YOUR INSTRUCTIONS:
Pick every line from the data that holds the word "event".

INFORMATION SUPPLIED:
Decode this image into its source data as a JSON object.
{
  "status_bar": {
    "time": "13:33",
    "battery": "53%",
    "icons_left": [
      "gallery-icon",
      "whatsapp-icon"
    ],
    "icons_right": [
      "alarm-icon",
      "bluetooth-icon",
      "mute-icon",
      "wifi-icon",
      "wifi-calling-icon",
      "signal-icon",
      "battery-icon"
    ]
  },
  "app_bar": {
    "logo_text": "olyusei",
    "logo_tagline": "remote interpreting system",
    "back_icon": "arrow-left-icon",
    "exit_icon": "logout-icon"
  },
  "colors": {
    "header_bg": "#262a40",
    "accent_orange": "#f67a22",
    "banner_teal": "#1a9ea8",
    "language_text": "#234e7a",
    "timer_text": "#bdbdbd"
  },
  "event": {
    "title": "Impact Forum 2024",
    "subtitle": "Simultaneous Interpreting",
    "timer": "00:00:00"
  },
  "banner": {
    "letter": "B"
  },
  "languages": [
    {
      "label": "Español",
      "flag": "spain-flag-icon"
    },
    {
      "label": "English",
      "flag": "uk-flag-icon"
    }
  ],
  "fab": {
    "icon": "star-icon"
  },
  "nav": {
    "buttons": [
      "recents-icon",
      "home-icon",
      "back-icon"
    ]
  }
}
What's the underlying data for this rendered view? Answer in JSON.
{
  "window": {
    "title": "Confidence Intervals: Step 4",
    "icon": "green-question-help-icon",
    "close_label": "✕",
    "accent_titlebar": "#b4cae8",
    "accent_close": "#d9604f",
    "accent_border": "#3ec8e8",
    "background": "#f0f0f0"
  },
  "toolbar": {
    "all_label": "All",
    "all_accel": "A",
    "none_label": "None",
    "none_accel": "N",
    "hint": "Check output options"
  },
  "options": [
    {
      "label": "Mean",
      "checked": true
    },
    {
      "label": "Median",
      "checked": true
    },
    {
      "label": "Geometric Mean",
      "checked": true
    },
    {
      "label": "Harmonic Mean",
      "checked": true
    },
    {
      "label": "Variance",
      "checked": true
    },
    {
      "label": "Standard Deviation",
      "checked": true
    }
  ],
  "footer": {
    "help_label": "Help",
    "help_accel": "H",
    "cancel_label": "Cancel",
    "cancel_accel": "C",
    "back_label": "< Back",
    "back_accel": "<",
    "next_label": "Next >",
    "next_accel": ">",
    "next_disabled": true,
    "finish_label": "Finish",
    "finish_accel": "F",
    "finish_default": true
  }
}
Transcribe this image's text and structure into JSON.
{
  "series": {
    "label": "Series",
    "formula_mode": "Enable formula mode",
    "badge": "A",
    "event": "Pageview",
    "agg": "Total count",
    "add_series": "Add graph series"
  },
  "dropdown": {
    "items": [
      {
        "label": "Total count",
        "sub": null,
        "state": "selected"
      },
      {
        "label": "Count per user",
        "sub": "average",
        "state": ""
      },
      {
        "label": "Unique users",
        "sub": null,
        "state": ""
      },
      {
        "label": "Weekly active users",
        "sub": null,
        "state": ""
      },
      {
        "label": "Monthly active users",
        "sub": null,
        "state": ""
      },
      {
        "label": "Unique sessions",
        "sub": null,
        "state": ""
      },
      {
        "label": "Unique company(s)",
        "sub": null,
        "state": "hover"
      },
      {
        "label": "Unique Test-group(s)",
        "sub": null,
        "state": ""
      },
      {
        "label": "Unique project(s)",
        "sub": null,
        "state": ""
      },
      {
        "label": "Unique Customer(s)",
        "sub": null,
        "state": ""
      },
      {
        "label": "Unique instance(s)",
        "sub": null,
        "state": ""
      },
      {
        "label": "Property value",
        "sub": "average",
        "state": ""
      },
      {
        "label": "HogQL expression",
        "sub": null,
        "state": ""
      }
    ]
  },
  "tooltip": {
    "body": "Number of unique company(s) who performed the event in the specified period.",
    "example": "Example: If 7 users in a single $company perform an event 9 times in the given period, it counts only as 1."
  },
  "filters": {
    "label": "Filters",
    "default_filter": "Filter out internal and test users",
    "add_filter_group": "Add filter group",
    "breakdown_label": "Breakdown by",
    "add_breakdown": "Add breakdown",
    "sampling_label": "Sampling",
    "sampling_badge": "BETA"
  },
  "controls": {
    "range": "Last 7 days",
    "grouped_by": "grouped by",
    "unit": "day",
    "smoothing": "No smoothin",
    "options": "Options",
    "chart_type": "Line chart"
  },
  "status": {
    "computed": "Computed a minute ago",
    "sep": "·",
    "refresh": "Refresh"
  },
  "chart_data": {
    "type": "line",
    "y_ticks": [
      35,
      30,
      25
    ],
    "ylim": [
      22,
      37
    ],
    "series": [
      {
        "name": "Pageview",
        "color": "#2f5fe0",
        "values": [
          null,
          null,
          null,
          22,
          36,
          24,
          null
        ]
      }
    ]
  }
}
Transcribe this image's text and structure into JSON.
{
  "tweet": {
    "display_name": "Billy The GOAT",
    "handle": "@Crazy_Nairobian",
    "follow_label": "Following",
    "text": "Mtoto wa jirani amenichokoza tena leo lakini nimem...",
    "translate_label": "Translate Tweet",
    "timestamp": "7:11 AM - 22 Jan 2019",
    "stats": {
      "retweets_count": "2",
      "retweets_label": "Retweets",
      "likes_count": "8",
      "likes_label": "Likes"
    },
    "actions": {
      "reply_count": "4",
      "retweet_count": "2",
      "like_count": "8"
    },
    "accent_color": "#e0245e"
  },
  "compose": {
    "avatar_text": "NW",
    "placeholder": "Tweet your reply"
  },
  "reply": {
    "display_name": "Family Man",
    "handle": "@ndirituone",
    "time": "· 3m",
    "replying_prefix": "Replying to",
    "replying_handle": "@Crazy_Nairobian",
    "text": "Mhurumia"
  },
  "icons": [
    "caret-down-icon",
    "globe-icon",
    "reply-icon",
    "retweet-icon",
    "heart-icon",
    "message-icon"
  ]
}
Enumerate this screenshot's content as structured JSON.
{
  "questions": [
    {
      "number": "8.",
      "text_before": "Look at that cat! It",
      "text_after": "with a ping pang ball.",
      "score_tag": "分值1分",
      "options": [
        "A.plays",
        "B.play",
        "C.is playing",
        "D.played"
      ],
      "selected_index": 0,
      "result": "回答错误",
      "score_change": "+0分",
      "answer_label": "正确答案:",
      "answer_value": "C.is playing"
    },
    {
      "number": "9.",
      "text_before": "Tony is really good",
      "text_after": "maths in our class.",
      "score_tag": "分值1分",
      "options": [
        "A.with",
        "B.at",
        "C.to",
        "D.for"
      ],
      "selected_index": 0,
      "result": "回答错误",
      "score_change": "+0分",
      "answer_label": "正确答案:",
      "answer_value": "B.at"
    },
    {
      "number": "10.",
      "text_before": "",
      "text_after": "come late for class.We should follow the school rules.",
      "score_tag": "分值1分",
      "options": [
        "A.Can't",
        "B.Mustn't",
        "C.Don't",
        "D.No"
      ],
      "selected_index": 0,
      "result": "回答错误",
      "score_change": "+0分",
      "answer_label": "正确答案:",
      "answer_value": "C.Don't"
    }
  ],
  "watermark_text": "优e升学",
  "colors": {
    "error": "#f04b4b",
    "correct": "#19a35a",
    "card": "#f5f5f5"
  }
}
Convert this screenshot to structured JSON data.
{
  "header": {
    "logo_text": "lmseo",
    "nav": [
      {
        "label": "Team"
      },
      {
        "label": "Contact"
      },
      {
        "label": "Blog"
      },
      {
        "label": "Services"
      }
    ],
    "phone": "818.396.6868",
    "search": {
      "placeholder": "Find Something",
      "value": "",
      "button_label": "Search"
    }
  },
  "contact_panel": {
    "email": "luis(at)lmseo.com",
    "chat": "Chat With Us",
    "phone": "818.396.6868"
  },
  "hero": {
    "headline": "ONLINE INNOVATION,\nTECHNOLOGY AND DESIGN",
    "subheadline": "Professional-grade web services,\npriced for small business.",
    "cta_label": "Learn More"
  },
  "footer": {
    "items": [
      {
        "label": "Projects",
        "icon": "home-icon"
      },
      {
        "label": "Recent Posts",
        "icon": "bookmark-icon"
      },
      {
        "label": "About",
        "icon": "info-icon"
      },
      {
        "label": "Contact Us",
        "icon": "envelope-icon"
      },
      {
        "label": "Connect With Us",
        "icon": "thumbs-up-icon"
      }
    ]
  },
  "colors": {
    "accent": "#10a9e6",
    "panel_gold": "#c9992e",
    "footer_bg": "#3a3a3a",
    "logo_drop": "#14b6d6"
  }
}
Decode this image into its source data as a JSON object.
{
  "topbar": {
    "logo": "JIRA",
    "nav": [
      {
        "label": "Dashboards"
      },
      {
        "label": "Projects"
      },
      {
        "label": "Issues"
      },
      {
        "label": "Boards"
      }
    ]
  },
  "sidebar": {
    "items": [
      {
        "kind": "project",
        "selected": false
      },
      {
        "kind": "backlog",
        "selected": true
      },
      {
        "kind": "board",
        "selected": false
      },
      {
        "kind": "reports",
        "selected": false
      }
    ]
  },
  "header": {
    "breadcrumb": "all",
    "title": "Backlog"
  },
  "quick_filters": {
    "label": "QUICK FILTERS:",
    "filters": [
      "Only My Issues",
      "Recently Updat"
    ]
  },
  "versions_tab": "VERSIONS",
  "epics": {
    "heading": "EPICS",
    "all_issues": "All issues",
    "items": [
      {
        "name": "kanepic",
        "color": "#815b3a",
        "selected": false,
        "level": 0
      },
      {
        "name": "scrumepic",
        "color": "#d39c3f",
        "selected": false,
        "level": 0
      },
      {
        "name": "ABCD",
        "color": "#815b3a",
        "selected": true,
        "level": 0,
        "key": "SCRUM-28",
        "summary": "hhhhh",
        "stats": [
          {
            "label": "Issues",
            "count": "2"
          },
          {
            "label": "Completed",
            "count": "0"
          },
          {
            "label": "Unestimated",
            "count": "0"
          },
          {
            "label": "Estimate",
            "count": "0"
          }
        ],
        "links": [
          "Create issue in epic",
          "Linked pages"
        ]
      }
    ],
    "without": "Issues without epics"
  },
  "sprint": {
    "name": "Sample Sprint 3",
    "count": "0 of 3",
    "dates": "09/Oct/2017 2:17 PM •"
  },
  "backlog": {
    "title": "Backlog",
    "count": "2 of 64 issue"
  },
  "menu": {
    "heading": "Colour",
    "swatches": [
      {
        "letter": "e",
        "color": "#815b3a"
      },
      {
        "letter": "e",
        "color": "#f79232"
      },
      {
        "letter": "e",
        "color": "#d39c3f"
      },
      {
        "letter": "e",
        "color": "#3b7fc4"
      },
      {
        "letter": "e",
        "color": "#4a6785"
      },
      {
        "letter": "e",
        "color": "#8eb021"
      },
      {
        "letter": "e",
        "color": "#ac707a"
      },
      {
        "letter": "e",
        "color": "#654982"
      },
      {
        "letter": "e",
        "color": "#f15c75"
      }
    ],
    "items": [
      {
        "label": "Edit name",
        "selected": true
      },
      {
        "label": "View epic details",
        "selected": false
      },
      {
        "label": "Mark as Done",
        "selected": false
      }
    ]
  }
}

ANSWER SPACE:
  "event": {
    "event": "Pageview",
    "body": "Number of unique company(s) who performed the event in the specified period.",
    "example": "Example: If 7 users in a single $company perform an event 9 times in the given period, it counts only as 1."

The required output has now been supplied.